_Exercise goal_.
Whenever the string "name" turns up in a line below, that line should be copied.

──────── Dataset records ────────

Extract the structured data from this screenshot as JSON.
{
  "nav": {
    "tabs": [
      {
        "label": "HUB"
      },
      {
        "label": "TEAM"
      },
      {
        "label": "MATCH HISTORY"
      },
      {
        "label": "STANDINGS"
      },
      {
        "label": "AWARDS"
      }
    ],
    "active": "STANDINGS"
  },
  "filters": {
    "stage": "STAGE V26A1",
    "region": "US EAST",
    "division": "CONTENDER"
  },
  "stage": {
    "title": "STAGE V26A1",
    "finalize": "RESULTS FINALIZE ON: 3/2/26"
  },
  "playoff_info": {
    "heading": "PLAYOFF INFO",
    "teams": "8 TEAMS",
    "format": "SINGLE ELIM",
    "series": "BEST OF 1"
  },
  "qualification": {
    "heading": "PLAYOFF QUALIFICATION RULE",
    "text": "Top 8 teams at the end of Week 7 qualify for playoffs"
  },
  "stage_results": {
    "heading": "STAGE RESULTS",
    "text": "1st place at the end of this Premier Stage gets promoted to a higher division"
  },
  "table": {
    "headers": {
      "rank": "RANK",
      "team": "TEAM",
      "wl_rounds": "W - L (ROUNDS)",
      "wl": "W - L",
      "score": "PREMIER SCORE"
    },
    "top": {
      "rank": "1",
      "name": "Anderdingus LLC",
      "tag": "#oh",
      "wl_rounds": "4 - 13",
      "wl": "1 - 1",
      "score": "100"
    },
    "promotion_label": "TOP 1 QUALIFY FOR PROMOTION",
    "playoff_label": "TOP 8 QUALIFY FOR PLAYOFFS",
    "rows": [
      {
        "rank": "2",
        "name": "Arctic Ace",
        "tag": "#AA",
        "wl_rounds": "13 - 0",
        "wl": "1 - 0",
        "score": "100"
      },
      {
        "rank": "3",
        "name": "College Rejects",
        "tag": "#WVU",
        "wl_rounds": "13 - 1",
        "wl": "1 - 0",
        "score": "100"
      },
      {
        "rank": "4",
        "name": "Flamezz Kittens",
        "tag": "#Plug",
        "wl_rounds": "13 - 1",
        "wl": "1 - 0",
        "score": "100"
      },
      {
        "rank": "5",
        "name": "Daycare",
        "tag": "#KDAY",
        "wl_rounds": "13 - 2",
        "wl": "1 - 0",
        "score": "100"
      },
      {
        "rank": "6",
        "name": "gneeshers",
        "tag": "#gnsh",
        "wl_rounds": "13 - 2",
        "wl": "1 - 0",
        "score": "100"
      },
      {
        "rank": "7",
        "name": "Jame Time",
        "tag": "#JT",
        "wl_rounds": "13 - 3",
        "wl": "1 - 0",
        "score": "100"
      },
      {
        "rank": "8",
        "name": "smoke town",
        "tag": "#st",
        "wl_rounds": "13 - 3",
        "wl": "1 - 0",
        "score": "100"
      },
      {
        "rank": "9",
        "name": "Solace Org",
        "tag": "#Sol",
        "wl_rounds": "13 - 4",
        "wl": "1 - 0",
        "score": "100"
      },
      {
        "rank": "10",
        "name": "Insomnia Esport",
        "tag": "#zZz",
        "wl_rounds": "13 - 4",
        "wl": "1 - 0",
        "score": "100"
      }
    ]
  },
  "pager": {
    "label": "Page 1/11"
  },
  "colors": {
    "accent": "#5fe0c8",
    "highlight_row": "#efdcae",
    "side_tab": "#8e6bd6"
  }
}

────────

_Answer area_.
      "name": "Anderdingus LLC",
        "name": "Arctic Ace",
        "name": "College Rejects",
        "name": "Flamezz Kittens",
        "name": "Daycare",
        "name": "gneeshers",
        "name": "Jame Time",
        "name": "smoke town",
        "name": "Solace Org",
        "name": "Insomnia Esport",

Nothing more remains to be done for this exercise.